◆ ASSIGNMENT:
Copy all the data exactly, except the pictures.

Data entries:
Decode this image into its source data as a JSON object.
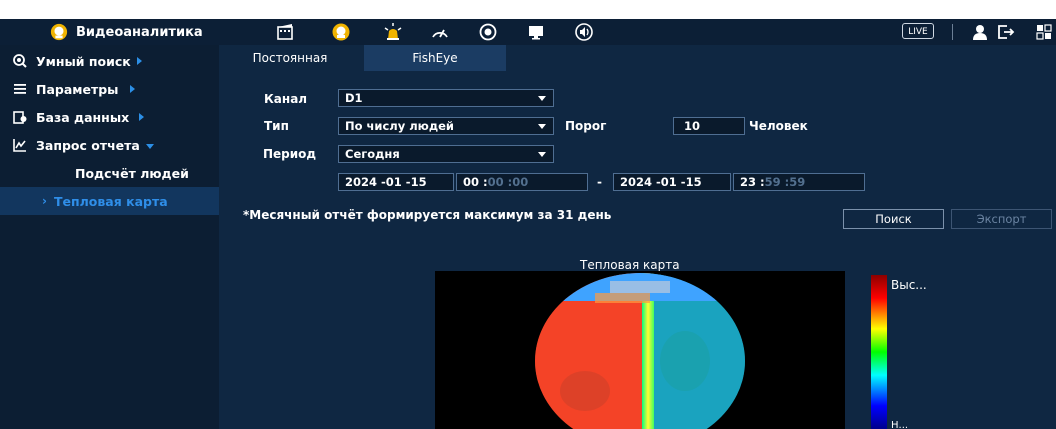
{
  "app": {
    "title": "Видеоаналитика"
  },
  "topbar": {
    "icons": [
      "film-icon",
      "face-icon",
      "alarm-icon",
      "gauge-icon",
      "record-icon",
      "monitor-icon",
      "speaker-icon"
    ],
    "live_label": "LIVE",
    "right_icons": [
      "user-icon",
      "logout-icon",
      "grid-icon"
    ]
  },
  "sidebar": {
    "items": [
      {
        "label": "Умный поиск",
        "icon": "smart-search-icon"
      },
      {
        "label": "Параметры",
        "icon": "list-icon"
      },
      {
        "label": "База данных",
        "icon": "database-icon"
      },
      {
        "label": "Запрос отчета",
        "icon": "report-icon"
      }
    ],
    "subitems": [
      {
        "label": "Подсчёт людей"
      },
      {
        "label": "Тепловая карта",
        "active": true,
        "arrow": "›"
      }
    ]
  },
  "tabs": [
    {
      "label": "Постоянная",
      "active": false
    },
    {
      "label": "FishEye",
      "active": true
    }
  ],
  "form": {
    "channel_label": "Канал",
    "channel_value": "D1",
    "type_label": "Тип",
    "type_value": "По числу людей",
    "threshold_label": "Порог",
    "threshold_value": "10",
    "threshold_unit": "Человек",
    "period_label": "Период",
    "period_value": "Сегодня",
    "start_date": "2024 -01 -15",
    "start_time_h": "00 :",
    "start_time_rest": "00 :00",
    "dash": "-",
    "end_date": "2024 -01 -15",
    "end_time_h": "23 :",
    "end_time_rest": "59 :59"
  },
  "note": "*Месячный отчёт формируется максимум за 31 день",
  "buttons": {
    "search": "Поиск",
    "export": "Экспорт"
  },
  "heatmap": {
    "title": "Тепловая карта",
    "legend_high": "Выс...",
    "legend_low": "Н...",
    "colors": [
      "#8b0000",
      "#ff0000",
      "#ffff00",
      "#00ff00",
      "#00ffff",
      "#0000ff",
      "#00008b"
    ]
  }
}
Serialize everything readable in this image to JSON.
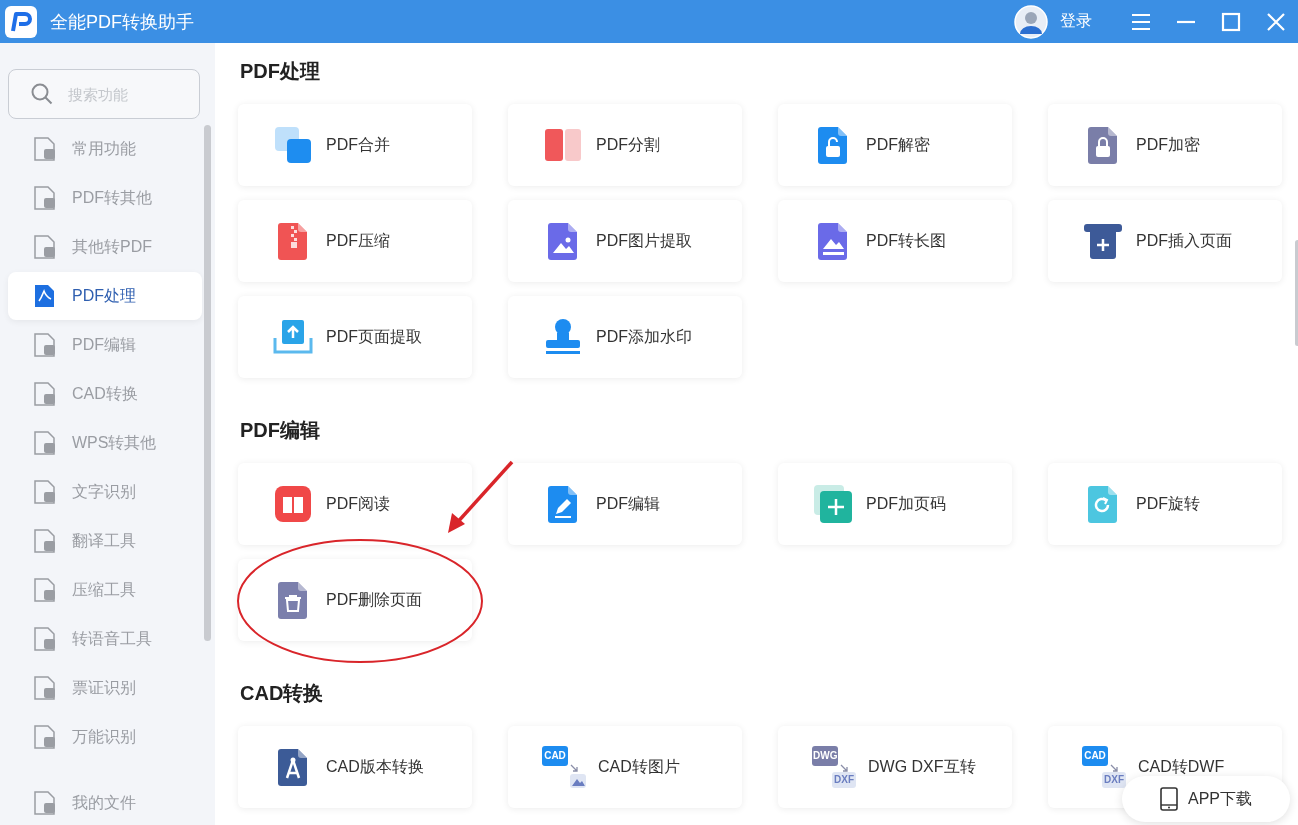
{
  "window": {
    "title": "全能PDF转换助手",
    "login": "登录"
  },
  "sidebar": {
    "search": {
      "placeholder": "搜索功能"
    },
    "items": [
      {
        "label": "常用功能",
        "selected": false
      },
      {
        "label": "PDF转其他",
        "selected": false
      },
      {
        "label": "其他转PDF",
        "selected": false
      },
      {
        "label": "PDF处理",
        "selected": true
      },
      {
        "label": "PDF编辑",
        "selected": false
      },
      {
        "label": "CAD转换",
        "selected": false
      },
      {
        "label": "WPS转其他",
        "selected": false
      },
      {
        "label": "文字识别",
        "selected": false
      },
      {
        "label": "翻译工具",
        "selected": false
      },
      {
        "label": "压缩工具",
        "selected": false
      },
      {
        "label": "转语音工具",
        "selected": false
      },
      {
        "label": "票证识别",
        "selected": false
      },
      {
        "label": "万能识别",
        "selected": false
      }
    ],
    "footer": {
      "label": "我的文件"
    }
  },
  "sections": [
    {
      "heading": "PDF处理",
      "cards": [
        {
          "label": "PDF合并",
          "kind": "merge"
        },
        {
          "label": "PDF分割",
          "kind": "split"
        },
        {
          "label": "PDF解密",
          "kind": "unlock"
        },
        {
          "label": "PDF加密",
          "kind": "lock"
        },
        {
          "label": "PDF压缩",
          "kind": "zip"
        },
        {
          "label": "PDF图片提取",
          "kind": "image"
        },
        {
          "label": "PDF转长图",
          "kind": "long-image"
        },
        {
          "label": "PDF插入页面",
          "kind": "insert"
        },
        {
          "label": "PDF页面提取",
          "kind": "extract"
        },
        {
          "label": "PDF添加水印",
          "kind": "watermark"
        }
      ]
    },
    {
      "heading": "PDF编辑",
      "cards": [
        {
          "label": "PDF阅读",
          "kind": "read"
        },
        {
          "label": "PDF编辑",
          "kind": "edit"
        },
        {
          "label": "PDF加页码",
          "kind": "page-number"
        },
        {
          "label": "PDF旋转",
          "kind": "rotate"
        },
        {
          "label": "PDF删除页面",
          "kind": "delete"
        }
      ]
    },
    {
      "heading": "CAD转换",
      "cards": [
        {
          "label": "CAD版本转换",
          "kind": "cad-version"
        },
        {
          "label": "CAD转图片",
          "kind": "format",
          "badges": [
            "CAD"
          ]
        },
        {
          "label": "DWG DXF互转",
          "kind": "format",
          "badges": [
            "DWG",
            "DXF"
          ]
        },
        {
          "label": "CAD转DWF",
          "kind": "format",
          "badges": [
            "CAD",
            "DXF"
          ]
        }
      ]
    }
  ],
  "app_download": {
    "label": "APP下载"
  }
}
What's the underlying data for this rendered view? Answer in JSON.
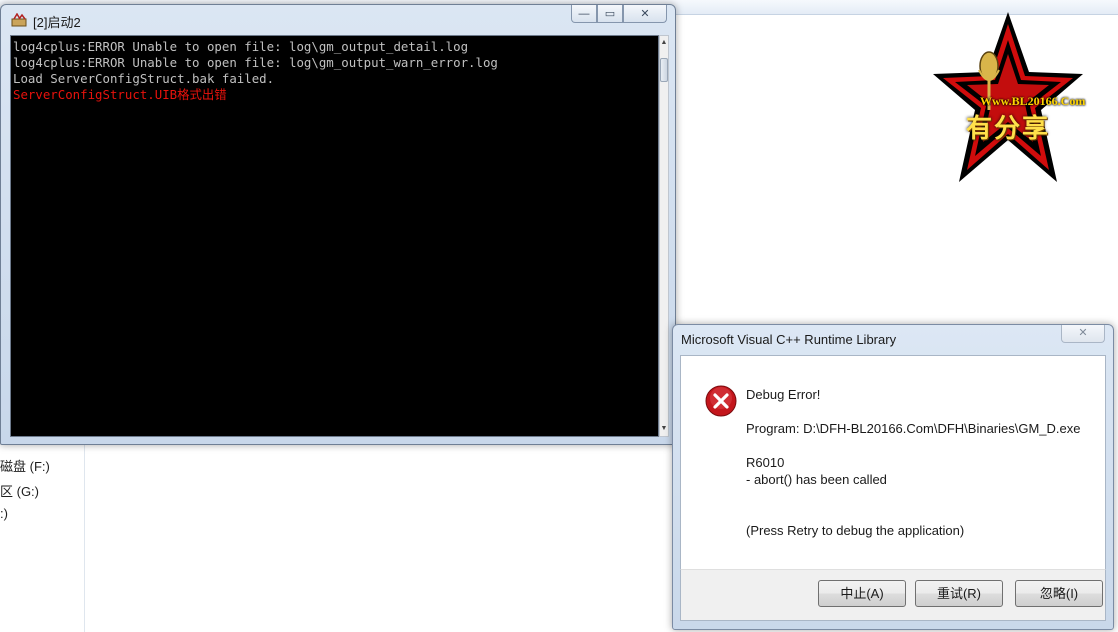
{
  "explorer": {
    "nav_items": [
      {
        "label": "磁盘 (F:)"
      },
      {
        "label": "区 (G:)"
      },
      {
        "label": ":)"
      }
    ]
  },
  "console": {
    "title": "[2]启动2",
    "caption_buttons": {
      "minimize": "—",
      "restore": "▭",
      "close": "✕"
    },
    "lines": [
      "log4cplus:ERROR Unable to open file: log\\gm_output_detail.log",
      "log4cplus:ERROR Unable to open file: log\\gm_output_warn_error.log",
      "Load ServerConfigStruct.bak failed."
    ],
    "error_line": "ServerConfigStruct.UIB格式出错",
    "colors": {
      "text": "#c0c0c0",
      "error": "#e8120c",
      "background": "#000000"
    }
  },
  "logo": {
    "url_text": "Www.BL20166.Com",
    "script_text": "有分享",
    "icon": "star-microphone-logo"
  },
  "dialog": {
    "title": "Microsoft Visual C++ Runtime Library",
    "close_label": "✕",
    "icon": "error-x-icon",
    "heading": "Debug Error!",
    "program_line": "Program: D:\\DFH-BL20166.Com\\DFH\\Binaries\\GM_D.exe",
    "code": "R6010",
    "message": "- abort() has been called",
    "hint": "(Press Retry to debug the application)",
    "buttons": {
      "abort": "中止(A)",
      "retry": "重试(R)",
      "ignore": "忽略(I)"
    }
  }
}
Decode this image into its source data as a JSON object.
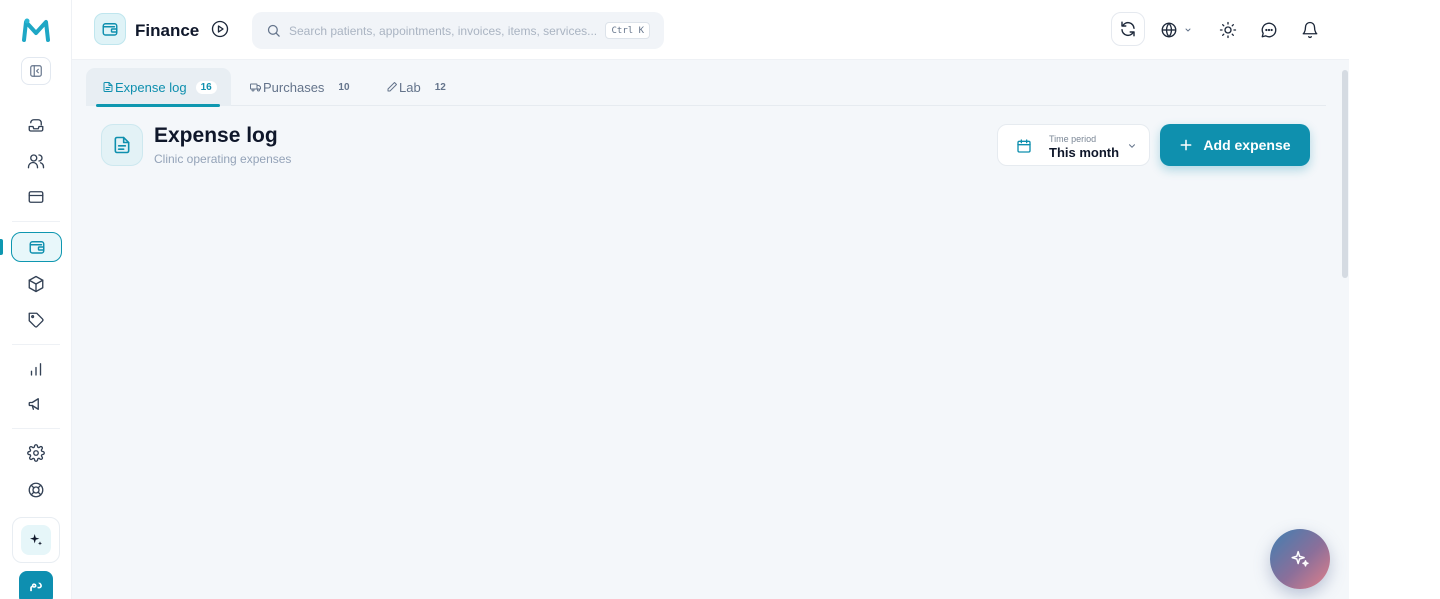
{
  "header": {
    "module_title": "Finance",
    "search_placeholder": "Search patients, appointments, invoices, items, services...",
    "search_shortcut": "Ctrl K",
    "icons": [
      "refresh-icon",
      "globe-icon",
      "chevron-down-icon",
      "sun-icon",
      "chat-icon",
      "bell-icon"
    ]
  },
  "sidebar": {
    "items": [
      "inbox-icon",
      "users-icon",
      "card-icon",
      "wallet-icon",
      "package-icon",
      "tag-icon",
      "chart-icon",
      "megaphone-icon",
      "gear-icon",
      "lifebuoy-icon"
    ],
    "active_item": "wallet-icon",
    "avatar_initials": "دم"
  },
  "tabs": [
    {
      "label": "Expense log",
      "count": "16",
      "active": true
    },
    {
      "label": "Purchases",
      "count": "10",
      "active": false
    },
    {
      "label": "Lab",
      "count": "12",
      "active": false
    }
  ],
  "page": {
    "title": "Expense log",
    "subtitle": "Clinic operating expenses"
  },
  "filters": {
    "period_label": "Time period",
    "period_value": "This month"
  },
  "actions": {
    "add_label": "Add expense"
  },
  "colors": {
    "accent": "#0f90ae",
    "background": "#f4f7fa"
  }
}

◆ EXERCISE RESPONSE:
Decode this image into its source data as a JSON object.
{
  "app": {
    "title": "Видеоаналитика"
  },
  "topbar": {
    "icons": [
      "film-icon",
      "face-icon",
      "alarm-icon",
      "gauge-icon",
      "record-icon",
      "monitor-icon",
      "speaker-icon"
    ],
    "live_label": "LIVE",
    "right_icons": [
      "user-icon",
      "logout-icon",
      "grid-icon"
    ]
  },
  "sidebar": {
    "items": [
      {
        "label": "Умный поиск",
        "icon": "smart-search-icon"
      },
      {
        "label": "Параметры",
        "icon": "list-icon"
      },
      {
        "label": "База данных",
        "icon": "database-icon"
      },
      {
        "label": "Запрос отчета",
        "icon": "report-icon"
      }
    ],
    "subitems": [
      {
        "label": "Подсчёт людей"
      },
      {
        "label": "Тепловая карта",
        "active": true,
        "arrow": "›"
      }
    ]
  },
  "tabs": [
    {
      "label": "Постоянная",
      "active": false
    },
    {
      "label": "FishEye",
      "active": true
    }
  ],
  "form": {
    "channel_label": "Канал",
    "channel_value": "D1",
    "type_label": "Тип",
    "type_value": "По числу людей",
    "threshold_label": "Порог",
    "threshold_value": "10",
    "threshold_unit": "Человек",
    "period_label": "Период",
    "period_value": "Сегодня",
    "start_date": "2024 -01 -15",
    "start_time_h": "00 :",
    "start_time_rest": "00 :00",
    "dash": "-",
    "end_date": "2024 -01 -15",
    "end_time_h": "23 :",
    "end_time_rest": "59 :59"
  },
  "note": "*Месячный отчёт формируется максимум за 31 день",
  "buttons": {
    "search": "Поиск",
    "export": "Экспорт"
  },
  "heatmap": {
    "title": "Тепловая карта",
    "legend_high": "Выс...",
    "legend_low": "Н...",
    "colors": [
      "#8b0000",
      "#ff0000",
      "#ffff00",
      "#00ff00",
      "#00ffff",
      "#0000ff",
      "#00008b"
    ]
  }
}
Serialize everything readable in this image to JSON.
{
  "window": {
    "title": "全能PDF转换助手",
    "login": "登录"
  },
  "sidebar": {
    "search": {
      "placeholder": "搜索功能"
    },
    "items": [
      {
        "label": "常用功能",
        "selected": false
      },
      {
        "label": "PDF转其他",
        "selected": false
      },
      {
        "label": "其他转PDF",
        "selected": false
      },
      {
        "label": "PDF处理",
        "selected": true
      },
      {
        "label": "PDF编辑",
        "selected": false
      },
      {
        "label": "CAD转换",
        "selected": false
      },
      {
        "label": "WPS转其他",
        "selected": false
      },
      {
        "label": "文字识别",
        "selected": false
      },
      {
        "label": "翻译工具",
        "selected": false
      },
      {
        "label": "压缩工具",
        "selected": false
      },
      {
        "label": "转语音工具",
        "selected": false
      },
      {
        "label": "票证识别",
        "selected": false
      },
      {
        "label": "万能识别",
        "selected": false
      }
    ],
    "footer": {
      "label": "我的文件"
    }
  },
  "sections": [
    {
      "heading": "PDF处理",
      "cards": [
        {
          "label": "PDF合并",
          "kind": "merge"
        },
        {
          "label": "PDF分割",
          "kind": "split"
        },
        {
          "label": "PDF解密",
          "kind": "unlock"
        },
        {
          "label": "PDF加密",
          "kind": "lock"
        },
        {
          "label": "PDF压缩",
          "kind": "zip"
        },
        {
          "label": "PDF图片提取",
          "kind": "image"
        },
        {
          "label": "PDF转长图",
          "kind": "long-image"
        },
        {
          "label": "PDF插入页面",
          "kind": "insert"
        },
        {
          "label": "PDF页面提取",
          "kind": "extract"
        },
        {
          "label": "PDF添加水印",
          "kind": "watermark"
        }
      ]
    },
    {
      "heading": "PDF编辑",
      "cards": [
        {
          "label": "PDF阅读",
          "kind": "read"
        },
        {
          "label": "PDF编辑",
          "kind": "edit"
        },
        {
          "label": "PDF加页码",
          "kind": "page-number"
        },
        {
          "label": "PDF旋转",
          "kind": "rotate"
        },
        {
          "label": "PDF删除页面",
          "kind": "delete"
        }
      ]
    },
    {
      "heading": "CAD转换",
      "cards": [
        {
          "label": "CAD版本转换",
          "kind": "cad-version"
        },
        {
          "label": "CAD转图片",
          "kind": "format",
          "badges": [
            "CAD"
          ]
        },
        {
          "label": "DWG DXF互转",
          "kind": "format",
          "badges": [
            "DWG",
            "DXF"
          ]
        },
        {
          "label": "CAD转DWF",
          "kind": "format",
          "badges": [
            "CAD",
            "DXF"
          ]
        }
      ]
    }
  ],
  "app_download": {
    "label": "APP下载"
  }
}
What's the underlying data for this rendered view? Answer in JSON.
{
  "explorer": {
    "nav_items": [
      {
        "label": "磁盘 (F:)"
      },
      {
        "label": "区 (G:)"
      },
      {
        "label": ":)"
      }
    ]
  },
  "console": {
    "title": "[2]启动2",
    "caption_buttons": {
      "minimize": "—",
      "restore": "▭",
      "close": "✕"
    },
    "lines": [
      "log4cplus:ERROR Unable to open file: log\\gm_output_detail.log",
      "log4cplus:ERROR Unable to open file: log\\gm_output_warn_error.log",
      "Load ServerConfigStruct.bak failed."
    ],
    "error_line": "ServerConfigStruct.UIB格式出错",
    "colors": {
      "text": "#c0c0c0",
      "error": "#e8120c",
      "background": "#000000"
    }
  },
  "logo": {
    "url_text": "Www.BL20166.Com",
    "script_text": "有分享",
    "icon": "star-microphone-logo"
  },
  "dialog": {
    "title": "Microsoft Visual C++ Runtime Library",
    "close_label": "✕",
    "icon": "error-x-icon",
    "heading": "Debug Error!",
    "program_line": "Program: D:\\DFH-BL20166.Com\\DFH\\Binaries\\GM_D.exe",
    "code": "R6010",
    "message": "- abort() has been called",
    "hint": "(Press Retry to debug the application)",
    "buttons": {
      "abort": "中止(A)",
      "retry": "重试(R)",
      "ignore": "忽略(I)"
    }
  }
}
Decode this image into its source data as a JSON object.
{
  "header": {
    "module_title": "Finance",
    "search_placeholder": "Search patients, appointments, invoices, items, services...",
    "search_shortcut": "Ctrl K",
    "icons": [
      "refresh-icon",
      "globe-icon",
      "chevron-down-icon",
      "sun-icon",
      "chat-icon",
      "bell-icon"
    ]
  },
  "sidebar": {
    "items": [
      "inbox-icon",
      "users-icon",
      "card-icon",
      "wallet-icon",
      "package-icon",
      "tag-icon",
      "chart-icon",
      "megaphone-icon",
      "gear-icon",
      "lifebuoy-icon"
    ],
    "active_item": "wallet-icon",
    "avatar_initials": "دم"
  },
  "tabs": [
    {
      "label": "Expense log",
      "count": "16",
      "active": true
    },
    {
      "label": "Purchases",
      "count": "10",
      "active": false
    },
    {
      "label": "Lab",
      "count": "12",
      "active": false
    }
  ],
  "page": {
    "title": "Expense log",
    "subtitle": "Clinic operating expenses"
  },
  "filters": {
    "period_label": "Time period",
    "period_value": "This month"
  },
  "actions": {
    "add_label": "Add expense"
  },
  "colors": {
    "accent": "#0f90ae",
    "background": "#f4f7fa"
  }
}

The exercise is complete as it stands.